Cognitive behavioral therapy (CBT) is an effective treatment option for those suffering from depression and anxiety - and it's often used to treat people with those conditions.
CBT has also been clinically shown to improve the sleep of insomnia sufferers, yet availability of CBT for insomnia is scarce and often expensive.
A British professor has been studying insomnia for the past 20 years. He found that even though over £3 million of taxpayer money has been spent on researching CBT for insomnia in the United Kingdom, there has been little improvement in terms of access to this proven (and drug free) treatment option.
In 2011, 12 million prescriptions for sleeping pills were issued in England, Scotland and Wales.

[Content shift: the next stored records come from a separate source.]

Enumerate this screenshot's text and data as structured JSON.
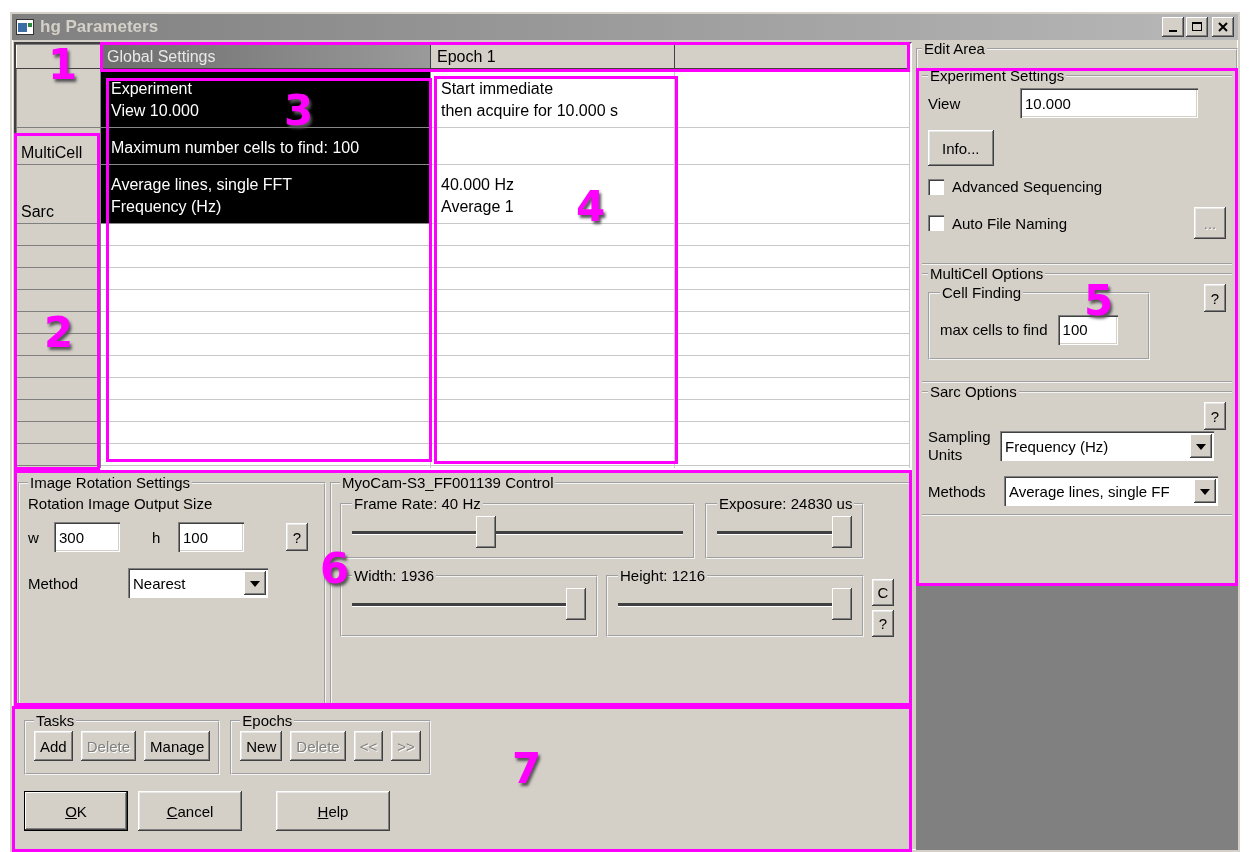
{
  "window": {
    "title": "hg Parameters"
  },
  "grid": {
    "columns": [
      {
        "label": "Global Settings",
        "selected": true
      },
      {
        "label": "Epoch 1",
        "selected": false
      }
    ],
    "rows": [
      {
        "cells": [
          {
            "lines": [
              "Experiment",
              "View 10.000"
            ]
          },
          {
            "lines": [
              "Start immediate",
              "then acquire for 10.000 s"
            ]
          }
        ]
      },
      {
        "header": "MultiCell",
        "cells": [
          {
            "lines": [
              "Maximum number cells to find: 100"
            ]
          }
        ]
      },
      {
        "header": "Sarc",
        "cells": [
          {
            "lines": [
              "Average lines, single FFT",
              "Frequency (Hz)"
            ]
          },
          {
            "lines": [
              "40.000 Hz",
              "Average 1"
            ]
          }
        ]
      }
    ]
  },
  "rotation": {
    "title": "Image Rotation Settings",
    "subtitle": "Rotation Image Output Size",
    "w_label": "w",
    "w_value": "300",
    "h_label": "h",
    "h_value": "100",
    "help": "?",
    "method_label": "Method",
    "method_value": "Nearest"
  },
  "camera": {
    "title": "MyoCam-S3_FF001139 Control",
    "sliders": [
      {
        "label": "Frame Rate: 40 Hz",
        "level": 0.4
      },
      {
        "label": "Exposure: 24830 us",
        "level": 1
      },
      {
        "label": "Width: 1936",
        "level": 1
      },
      {
        "label": "Height: 1216",
        "level": 1
      }
    ],
    "buttons": [
      "C",
      "?"
    ]
  },
  "tasks": {
    "title": "Tasks",
    "buttons": [
      {
        "label": "Add",
        "disabled": false
      },
      {
        "label": "Delete",
        "disabled": true
      },
      {
        "label": "Manage",
        "disabled": false
      }
    ]
  },
  "epochs": {
    "title": "Epochs",
    "buttons": [
      {
        "label": "New",
        "disabled": false
      },
      {
        "label": "Delete",
        "disabled": true
      },
      {
        "label": "<<",
        "disabled": true
      },
      {
        "label": ">>",
        "disabled": true
      }
    ]
  },
  "dialog_buttons": [
    {
      "label": "OK",
      "default": true
    },
    {
      "label": "Cancel",
      "default": false
    },
    {
      "label": "Help",
      "default": false
    }
  ],
  "edit_area": {
    "title": "Edit Area",
    "experiment": {
      "title": "Experiment Settings",
      "view_label": "View",
      "view_value": "10.000",
      "info_button": "Info...",
      "checkboxes": [
        {
          "label": "Advanced Sequencing",
          "checked": false
        },
        {
          "label": "Auto File Naming",
          "checked": false
        }
      ],
      "browse_button": {
        "label": "...",
        "disabled": true
      }
    },
    "multicell": {
      "title": "MultiCell Options",
      "help": "?",
      "group": "Cell Finding",
      "max_label": "max cells to find",
      "max_value": "100"
    },
    "sarc": {
      "title": "Sarc Options",
      "help": "?",
      "units_label": "Sampling Units",
      "units_value": "Frequency (Hz)",
      "methods_label": "Methods",
      "methods_value": "Average lines, single FF"
    }
  },
  "callouts": [
    {
      "label": "1"
    },
    {
      "label": "2"
    },
    {
      "label": "3"
    },
    {
      "label": "4"
    },
    {
      "label": "5"
    },
    {
      "label": "6"
    },
    {
      "label": "7"
    }
  ]
}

This is despite the fact that sleeping pills come with a number of side-effects, don't actually cure insomnia and are only intended for short-term use.
We know that CBT for insomnia works. Yet we're still ignoring this safe, long-term treatment option in favor of
quick fixes like sleeping pills.
This needs to change.
Source: The Independent
Last updated: October 31, 2012